[Problem]
Give back exactly the lines from the "Decode this image" line to the final line of the records, and only those, minus any pictures.

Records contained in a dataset

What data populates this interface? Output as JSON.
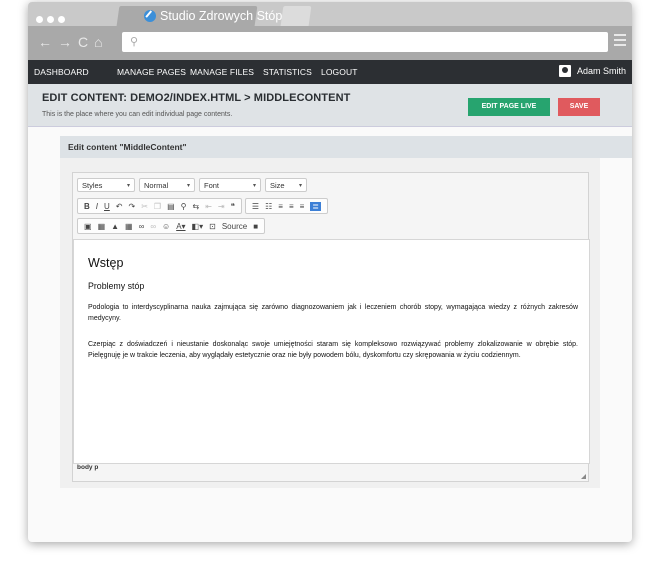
{
  "browser": {
    "tab_title": "Studio Zdrowych Stóp",
    "tab_close": "×"
  },
  "nav": {
    "items": [
      "DASHBOARD",
      "MANAGE PAGES",
      "MANAGE FILES",
      "STATISTICS",
      "LOGOUT"
    ],
    "user_name": "Adam Smith"
  },
  "header": {
    "title": "EDIT CONTENT: DEMO2/INDEX.HTML > MIDDLECONTENT",
    "subtitle": "This is the place where you can edit individual page contents.",
    "edit_live_label": "EDIT PAGE LIVE",
    "save_label": "SAVE"
  },
  "panel": {
    "title": "Edit content \"MiddleContent\""
  },
  "editor": {
    "combos": {
      "styles": "Styles",
      "format": "Normal",
      "font": "Font",
      "size": "Size"
    },
    "source_label": "Source",
    "statusbar": "body  p"
  },
  "document": {
    "heading": "Wstęp",
    "subheading": "Problemy stóp",
    "paragraph1": "Podologia to interdyscyplinarna nauka zajmująca się zarówno diagnozowaniem jak i leczeniem chorób stopy, wymagająca wiedzy z różnych zakresów medycyny.",
    "paragraph2": "Czerpiąc z doświadczeń i nieustanie doskonaląc swoje umiejętności staram się kompleksowo rozwiązywać problemy zlokalizowanie w obrębie stóp. Pielęgnuję je w trakcie leczenia, aby wyglądały estetycznie oraz nie były powodem bólu, dyskomfortu czy skrępowania w życiu codziennym."
  },
  "colors": {
    "nav_bg": "#2c2f33",
    "edit_live": "#27a46f",
    "save": "#e05a5e",
    "header_bg": "#dfe3e6"
  }
}
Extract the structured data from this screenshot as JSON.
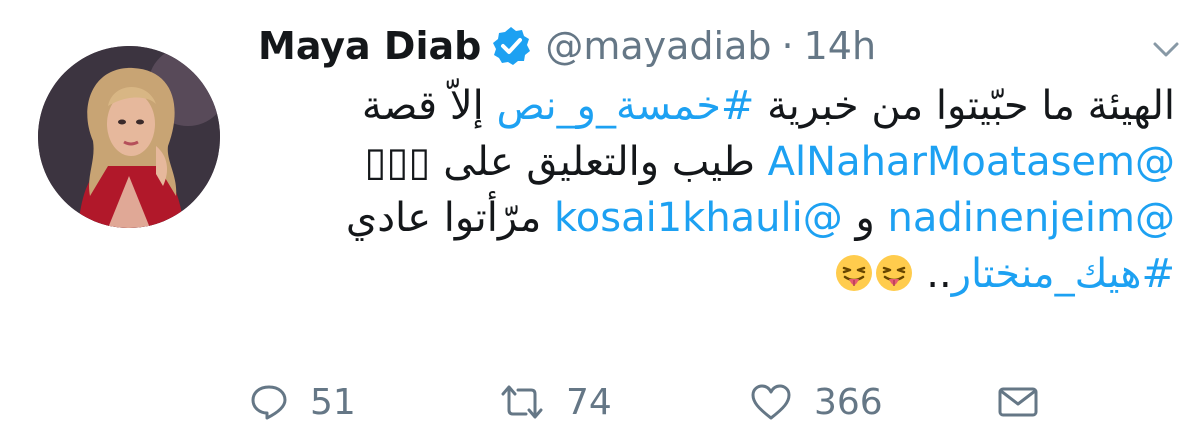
{
  "tweet": {
    "display_name": "Maya Diab",
    "handle": "@mayadiab",
    "separator": "·",
    "time": "14h",
    "verified": true,
    "avatar_alt": "profile photo",
    "lines": [
      [
        {
          "text": "الهيئة ما حبّيتوا من خبرية ",
          "link": false
        },
        {
          "text": "#خمسة_و_نص",
          "link": true
        },
        {
          "text": " إلاّ قصة",
          "link": false
        }
      ],
      [
        {
          "text": "@AlNaharMoatasem",
          "link": true
        },
        {
          "text": " طيب والتعليق على",
          "link": false
        }
      ],
      [
        {
          "text": "@nadinenjeim",
          "link": true
        },
        {
          "text": " و ",
          "link": false
        },
        {
          "text": "@kosai1khauli",
          "link": true
        },
        {
          "text": " مرّأتوا عادي",
          "link": false
        }
      ],
      [
        {
          "text": "#هيك_منختار",
          "link": true
        }
      ]
    ],
    "line2_glyphs": "▯▯▯",
    "line4_dots": "..",
    "emoji_name": "winking-face-with-tongue",
    "emoji_count": 2
  },
  "actions": {
    "reply": {
      "icon": "reply-icon",
      "count": "51"
    },
    "retweet": {
      "icon": "retweet-icon",
      "count": "74"
    },
    "like": {
      "icon": "heart-icon",
      "count": "366"
    },
    "dm": {
      "icon": "mail-icon"
    }
  },
  "colors": {
    "link": "#1da1f2",
    "verified": "#1da1f2",
    "muted": "#657786",
    "text": "#14171a"
  }
}
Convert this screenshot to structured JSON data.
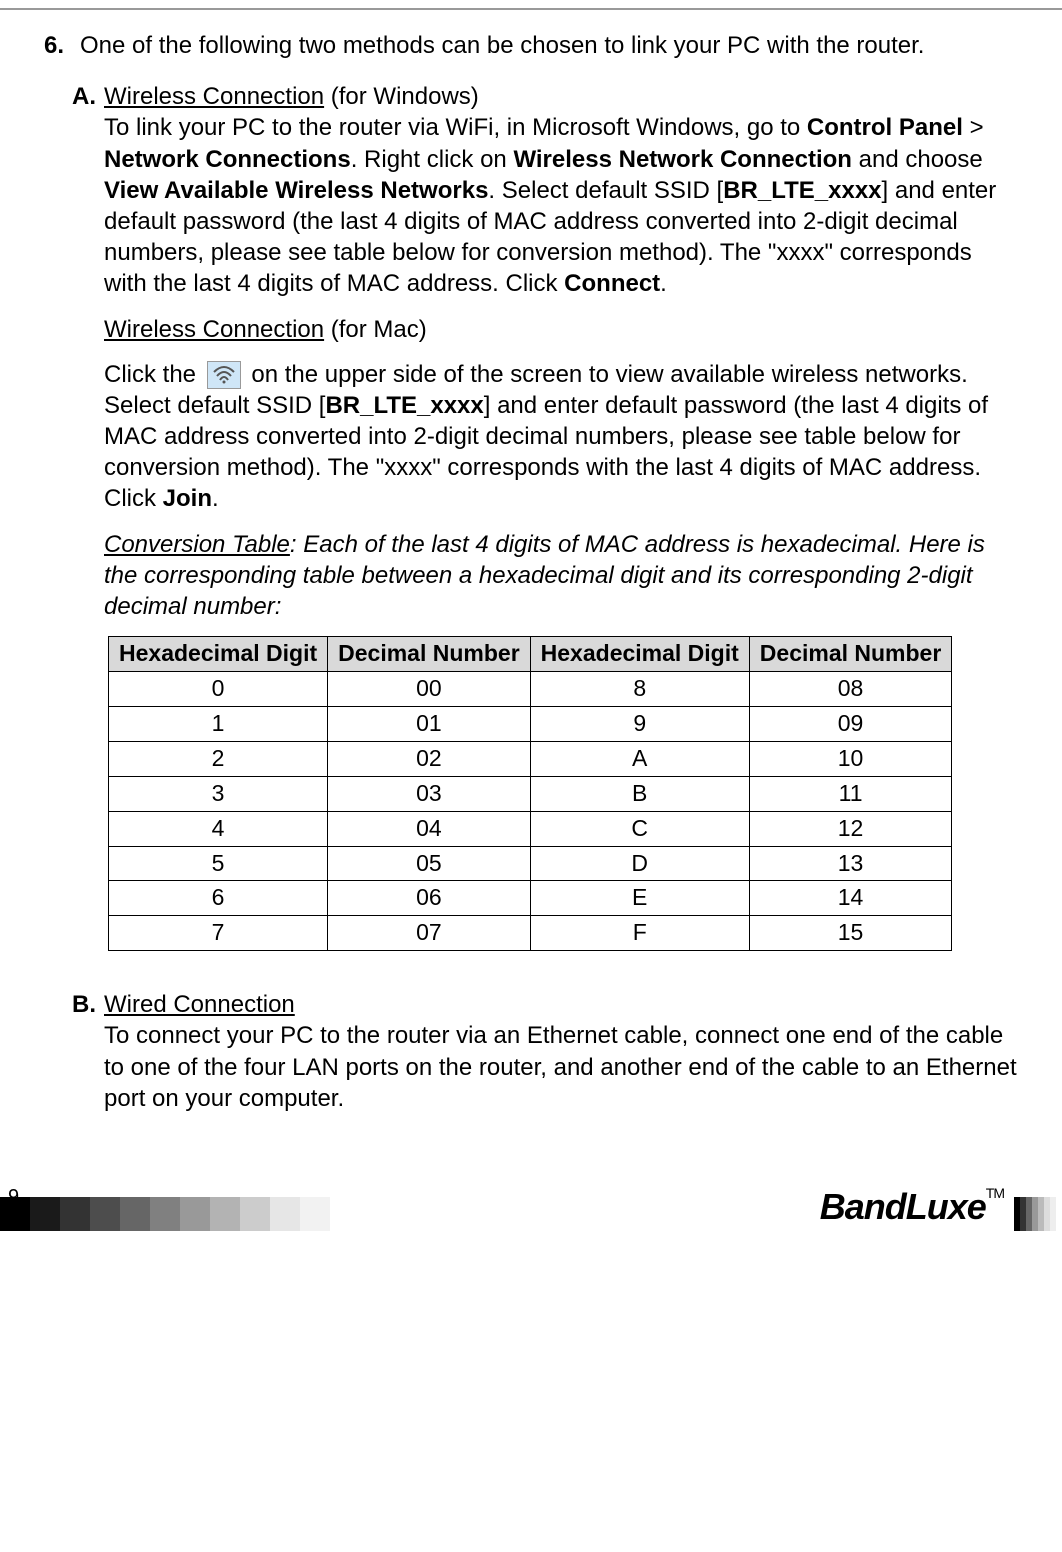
{
  "step": {
    "number": "6.",
    "intro": "One of the following two methods can be chosen to link your PC with the router."
  },
  "sectionA": {
    "letter": "A.",
    "title_win": "Wireless Connection",
    "title_win_suffix": " (for Windows)",
    "win_p1a": "To link your PC to the router via WiFi, in Microsoft Windows, go to ",
    "win_cp": "Control Panel",
    "gt": " > ",
    "win_nc": "Network Connections",
    "win_p1b": ". Right click on ",
    "win_wnc": "Wireless Network Connection",
    "win_p1c": " and choose ",
    "win_vawn": "View Available Wireless Networks",
    "win_p1d": ". Select default SSID [",
    "ssid": "BR_LTE_xxxx",
    "win_p1e": "] and enter default password (the last 4 digits of MAC address converted into 2-digit decimal numbers, please see table below for conversion method). The \"xxxx\" corresponds with the last 4 digits of MAC address. Click ",
    "connect": "Connect",
    "dot": ".",
    "title_mac": "Wireless Connection",
    "title_mac_suffix": " (for Mac)",
    "mac_p1a": "Click the ",
    "mac_p1b": " on the upper side of the screen to view available wireless networks. Select default SSID [",
    "mac_p1c": "] and enter default password (the last 4 digits of MAC address converted into 2-digit decimal numbers, please see table below for conversion method). The \"xxxx\" corresponds with the last 4 digits of MAC address. Click ",
    "join": "Join",
    "conv_title": "Conversion Table",
    "conv_desc": ": Each of the last 4 digits of MAC address is hexadecimal. Here is the corresponding table between a hexadecimal digit and its corresponding 2-digit decimal number:"
  },
  "table": {
    "h1": "Hexadecimal Digit",
    "h2": "Decimal Number",
    "h3": "Hexadecimal Digit",
    "h4": "Decimal Number",
    "rows": [
      {
        "a": "0",
        "b": "00",
        "c": "8",
        "d": "08"
      },
      {
        "a": "1",
        "b": "01",
        "c": "9",
        "d": "09"
      },
      {
        "a": "2",
        "b": "02",
        "c": "A",
        "d": "10"
      },
      {
        "a": "3",
        "b": "03",
        "c": "B",
        "d": "11"
      },
      {
        "a": "4",
        "b": "04",
        "c": "C",
        "d": "12"
      },
      {
        "a": "5",
        "b": "05",
        "c": "D",
        "d": "13"
      },
      {
        "a": "6",
        "b": "06",
        "c": "E",
        "d": "14"
      },
      {
        "a": "7",
        "b": "07",
        "c": "F",
        "d": "15"
      }
    ]
  },
  "sectionB": {
    "letter": "B.",
    "title": "Wired Connection",
    "body": "To connect your PC to the router via an Ethernet cable, connect one end of the cable to one of the four LAN ports on the router, and another end of the cable to an Ethernet port on your computer."
  },
  "footer": {
    "page": "9",
    "brand": "BandLuxe",
    "tm": "TM"
  },
  "grad_colors": [
    "#000000",
    "#1a1a1a",
    "#333333",
    "#4d4d4d",
    "#666666",
    "#808080",
    "#999999",
    "#b3b3b3",
    "#cccccc",
    "#e6e6e6",
    "#f2f2f2",
    "#ffffff"
  ],
  "stripe_colors": [
    "#000",
    "#333",
    "#666",
    "#999",
    "#bbb",
    "#ddd",
    "#eee",
    "#fff"
  ]
}
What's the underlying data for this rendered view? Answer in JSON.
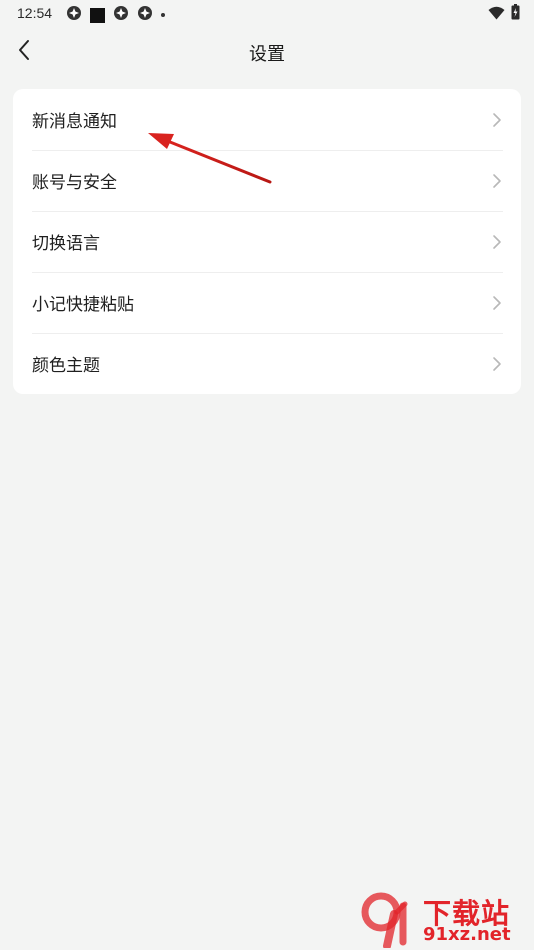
{
  "status_bar": {
    "time": "12:54",
    "left_icons": [
      "notification-icon",
      "notification-icon",
      "stop-icon",
      "notification-icon",
      "notification-icon",
      "dot-icon"
    ],
    "right_icons": [
      "wifi-icon",
      "battery-icon"
    ]
  },
  "header": {
    "title": "设置",
    "back_icon": "chevron-left-icon"
  },
  "settings": {
    "items": [
      {
        "label": "新消息通知"
      },
      {
        "label": "账号与安全"
      },
      {
        "label": "切换语言"
      },
      {
        "label": "小记快捷粘贴"
      },
      {
        "label": "颜色主题"
      }
    ]
  },
  "annotation": {
    "color": "#d9231f"
  },
  "watermark": {
    "title": "下载站",
    "url": "91xz.net",
    "color": "#e2242a"
  }
}
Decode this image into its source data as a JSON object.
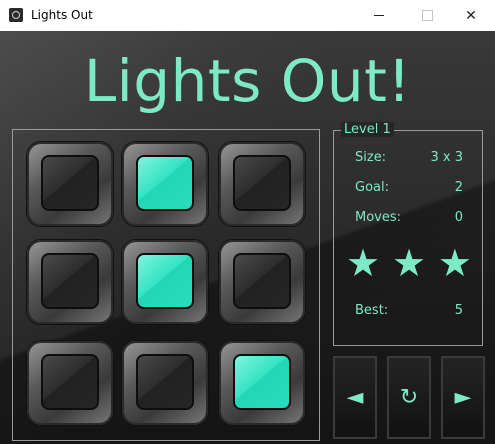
{
  "window": {
    "title": "Lights Out",
    "minimize_glyph": "",
    "maximize_glyph": "",
    "close_glyph": "✕"
  },
  "game": {
    "title": "Lights Out!",
    "board": {
      "rows": 3,
      "cols": 3,
      "cells": [
        [
          false,
          true,
          false
        ],
        [
          false,
          true,
          false
        ],
        [
          false,
          false,
          true
        ]
      ]
    },
    "level": {
      "legend": "Level 1",
      "size_label": "Size:",
      "size_value": "3 x 3",
      "goal_label": "Goal:",
      "goal_value": "2",
      "moves_label": "Moves:",
      "moves_value": "0",
      "stars": [
        "★",
        "★",
        "★"
      ],
      "best_label": "Best:",
      "best_value": "5"
    },
    "nav": {
      "prev_icon": "◄",
      "reset_icon": "↻",
      "next_icon": "►"
    }
  },
  "colors": {
    "accent": "#7ee9c6",
    "light_on": "#33e3c3",
    "light_off": "#2d2d2d"
  }
}
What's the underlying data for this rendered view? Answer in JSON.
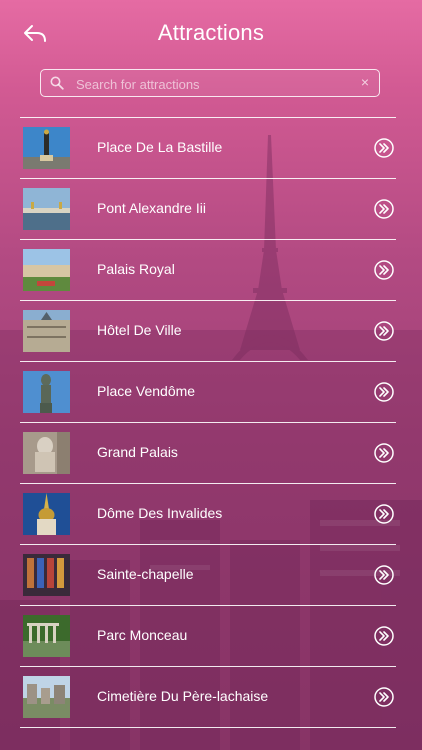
{
  "header": {
    "title": "Attractions",
    "back_icon": "back-arrow-icon"
  },
  "search": {
    "placeholder": "Search for attractions",
    "value": "",
    "icon": "search-icon",
    "clear_icon": "clear-icon",
    "clear_label": "×"
  },
  "list": {
    "items": [
      {
        "label": "Place De La Bastille"
      },
      {
        "label": "Pont Alexandre Iii"
      },
      {
        "label": "Palais Royal"
      },
      {
        "label": "Hôtel De Ville"
      },
      {
        "label": "Place Vendôme"
      },
      {
        "label": "Grand Palais"
      },
      {
        "label": "Dôme Des Invalides"
      },
      {
        "label": "Sainte-chapelle"
      },
      {
        "label": "Parc Monceau"
      },
      {
        "label": "Cimetière Du Père-lachaise"
      }
    ],
    "row_icon": "chevron-double-right-icon"
  },
  "colors": {
    "background_top": "#e56ba3",
    "background_bottom": "#8d3869",
    "text": "#ffffff"
  }
}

[Solved problem]
Decode this image into its source data as a JSON object.
{
  "window": {
    "title": "Lights Out",
    "minimize_glyph": "",
    "maximize_glyph": "",
    "close_glyph": "✕"
  },
  "game": {
    "title": "Lights Out!",
    "board": {
      "rows": 3,
      "cols": 3,
      "cells": [
        [
          false,
          true,
          false
        ],
        [
          false,
          true,
          false
        ],
        [
          false,
          false,
          true
        ]
      ]
    },
    "level": {
      "legend": "Level 1",
      "size_label": "Size:",
      "size_value": "3 x 3",
      "goal_label": "Goal:",
      "goal_value": "2",
      "moves_label": "Moves:",
      "moves_value": "0",
      "stars": [
        "★",
        "★",
        "★"
      ],
      "best_label": "Best:",
      "best_value": "5"
    },
    "nav": {
      "prev_icon": "◄",
      "reset_icon": "↻",
      "next_icon": "►"
    }
  },
  "colors": {
    "accent": "#7ee9c6",
    "light_on": "#33e3c3",
    "light_off": "#2d2d2d"
  }
}
What's the underlying data for this rendered view? Answer in JSON.
{
  "header": {
    "title": "Attractions",
    "back_icon": "back-arrow-icon"
  },
  "search": {
    "placeholder": "Search for attractions",
    "value": "",
    "icon": "search-icon",
    "clear_icon": "clear-icon",
    "clear_label": "×"
  },
  "list": {
    "items": [
      {
        "label": "Place De La Bastille"
      },
      {
        "label": "Pont Alexandre Iii"
      },
      {
        "label": "Palais Royal"
      },
      {
        "label": "Hôtel De Ville"
      },
      {
        "label": "Place Vendôme"
      },
      {
        "label": "Grand Palais"
      },
      {
        "label": "Dôme Des Invalides"
      },
      {
        "label": "Sainte-chapelle"
      },
      {
        "label": "Parc Monceau"
      },
      {
        "label": "Cimetière Du Père-lachaise"
      }
    ],
    "row_icon": "chevron-double-right-icon"
  },
  "colors": {
    "background_top": "#e56ba3",
    "background_bottom": "#8d3869",
    "text": "#ffffff"
  }
}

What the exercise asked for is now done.